Task directions:
In full and without error, repeat the entries below.

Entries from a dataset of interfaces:
=== Section Start ===
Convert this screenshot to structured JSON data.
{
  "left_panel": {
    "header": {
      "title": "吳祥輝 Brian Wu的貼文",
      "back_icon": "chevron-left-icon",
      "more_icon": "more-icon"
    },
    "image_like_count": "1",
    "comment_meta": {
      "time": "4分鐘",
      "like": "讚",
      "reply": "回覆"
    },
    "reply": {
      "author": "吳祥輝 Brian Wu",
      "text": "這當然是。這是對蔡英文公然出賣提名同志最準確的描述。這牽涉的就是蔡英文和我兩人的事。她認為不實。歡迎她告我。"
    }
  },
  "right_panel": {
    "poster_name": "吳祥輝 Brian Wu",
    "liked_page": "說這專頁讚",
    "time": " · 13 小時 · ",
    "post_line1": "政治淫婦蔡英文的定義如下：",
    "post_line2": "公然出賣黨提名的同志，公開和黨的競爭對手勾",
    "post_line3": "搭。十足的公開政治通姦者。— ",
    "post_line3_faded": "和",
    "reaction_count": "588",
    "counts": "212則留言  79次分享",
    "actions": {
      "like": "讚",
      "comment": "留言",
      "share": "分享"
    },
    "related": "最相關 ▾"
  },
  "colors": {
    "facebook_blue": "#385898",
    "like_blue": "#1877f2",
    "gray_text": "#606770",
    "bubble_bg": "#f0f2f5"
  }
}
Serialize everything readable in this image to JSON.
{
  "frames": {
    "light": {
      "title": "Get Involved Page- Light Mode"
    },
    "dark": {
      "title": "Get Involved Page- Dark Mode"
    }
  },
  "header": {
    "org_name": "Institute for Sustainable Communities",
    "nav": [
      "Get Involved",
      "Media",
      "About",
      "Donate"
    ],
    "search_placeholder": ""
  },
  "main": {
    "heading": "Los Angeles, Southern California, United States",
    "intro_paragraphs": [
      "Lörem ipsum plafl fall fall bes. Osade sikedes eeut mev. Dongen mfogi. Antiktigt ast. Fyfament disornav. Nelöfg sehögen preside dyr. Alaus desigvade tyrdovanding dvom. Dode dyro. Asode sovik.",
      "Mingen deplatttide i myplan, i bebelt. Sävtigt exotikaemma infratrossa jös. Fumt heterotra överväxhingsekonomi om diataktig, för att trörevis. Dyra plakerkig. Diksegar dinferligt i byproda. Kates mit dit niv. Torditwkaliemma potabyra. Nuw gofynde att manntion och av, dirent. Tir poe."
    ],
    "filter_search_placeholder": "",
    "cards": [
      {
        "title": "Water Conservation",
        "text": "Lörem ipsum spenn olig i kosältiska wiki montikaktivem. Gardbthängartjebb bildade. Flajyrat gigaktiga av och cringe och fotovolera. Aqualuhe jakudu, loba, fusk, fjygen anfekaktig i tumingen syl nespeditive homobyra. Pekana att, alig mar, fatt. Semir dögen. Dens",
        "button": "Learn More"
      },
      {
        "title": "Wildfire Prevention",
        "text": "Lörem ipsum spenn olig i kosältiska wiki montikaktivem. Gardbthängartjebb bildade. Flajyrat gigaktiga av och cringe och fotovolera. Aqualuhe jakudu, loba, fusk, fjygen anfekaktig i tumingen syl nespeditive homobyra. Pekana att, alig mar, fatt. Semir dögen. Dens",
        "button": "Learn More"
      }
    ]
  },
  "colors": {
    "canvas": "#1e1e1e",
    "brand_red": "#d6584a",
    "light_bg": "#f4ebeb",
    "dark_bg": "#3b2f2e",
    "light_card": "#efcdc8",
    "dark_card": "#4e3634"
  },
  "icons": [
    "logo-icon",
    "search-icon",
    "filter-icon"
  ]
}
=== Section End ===
Result below:
Convert this screenshot to structured JSON data.
{
  "left_panel": {
    "header": {
      "title": "吳祥輝 Brian Wu的貼文",
      "back_icon": "chevron-left-icon",
      "more_icon": "more-icon"
    },
    "image_like_count": "1",
    "comment_meta": {
      "time": "4分鐘",
      "like": "讚",
      "reply": "回覆"
    },
    "reply": {
      "author": "吳祥輝 Brian Wu",
      "text": "這當然是。這是對蔡英文公然出賣提名同志最準確的描述。這牽涉的就是蔡英文和我兩人的事。她認為不實。歡迎她告我。"
    }
  },
  "right_panel": {
    "poster_name": "吳祥輝 Brian Wu",
    "liked_page": "說這專頁讚",
    "time": " · 13 小時 · ",
    "post_line1": "政治淫婦蔡英文的定義如下：",
    "post_line2": "公然出賣黨提名的同志，公開和黨的競爭對手勾",
    "post_line3": "搭。十足的公開政治通姦者。— ",
    "post_line3_faded": "和",
    "reaction_count": "588",
    "counts": "212則留言  79次分享",
    "actions": {
      "like": "讚",
      "comment": "留言",
      "share": "分享"
    },
    "related": "最相關 ▾"
  },
  "colors": {
    "facebook_blue": "#385898",
    "like_blue": "#1877f2",
    "gray_text": "#606770",
    "bubble_bg": "#f0f2f5"
  }
}
Serialize everything readable in this image to JSON.
{
  "frames": {
    "light": {
      "title": "Get Involved Page- Light Mode"
    },
    "dark": {
      "title": "Get Involved Page- Dark Mode"
    }
  },
  "header": {
    "org_name": "Institute for Sustainable Communities",
    "nav": [
      "Get Involved",
      "Media",
      "About",
      "Donate"
    ],
    "search_placeholder": ""
  },
  "main": {
    "heading": "Los Angeles, Southern California, United States",
    "intro_paragraphs": [
      "Lörem ipsum plafl fall fall bes. Osade sikedes eeut mev. Dongen mfogi. Antiktigt ast. Fyfament disornav. Nelöfg sehögen preside dyr. Alaus desigvade tyrdovanding dvom. Dode dyro. Asode sovik.",
      "Mingen deplatttide i myplan, i bebelt. Sävtigt exotikaemma infratrossa jös. Fumt heterotra överväxhingsekonomi om diataktig, för att trörevis. Dyra plakerkig. Diksegar dinferligt i byproda. Kates mit dit niv. Torditwkaliemma potabyra. Nuw gofynde att manntion och av, dirent. Tir poe."
    ],
    "filter_search_placeholder": "",
    "cards": [
      {
        "title": "Water Conservation",
        "text": "Lörem ipsum spenn olig i kosältiska wiki montikaktivem. Gardbthängartjebb bildade. Flajyrat gigaktiga av och cringe och fotovolera. Aqualuhe jakudu, loba, fusk, fjygen anfekaktig i tumingen syl nespeditive homobyra. Pekana att, alig mar, fatt. Semir dögen. Dens",
        "button": "Learn More"
      },
      {
        "title": "Wildfire Prevention",
        "text": "Lörem ipsum spenn olig i kosältiska wiki montikaktivem. Gardbthängartjebb bildade. Flajyrat gigaktiga av och cringe och fotovolera. Aqualuhe jakudu, loba, fusk, fjygen anfekaktig i tumingen syl nespeditive homobyra. Pekana att, alig mar, fatt. Semir dögen. Dens",
        "button": "Learn More"
      }
    ]
  },
  "colors": {
    "canvas": "#1e1e1e",
    "brand_red": "#d6584a",
    "light_bg": "#f4ebeb",
    "dark_bg": "#3b2f2e",
    "light_card": "#efcdc8",
    "dark_card": "#4e3634"
  },
  "icons": [
    "logo-icon",
    "search-icon",
    "filter-icon"
  ]
}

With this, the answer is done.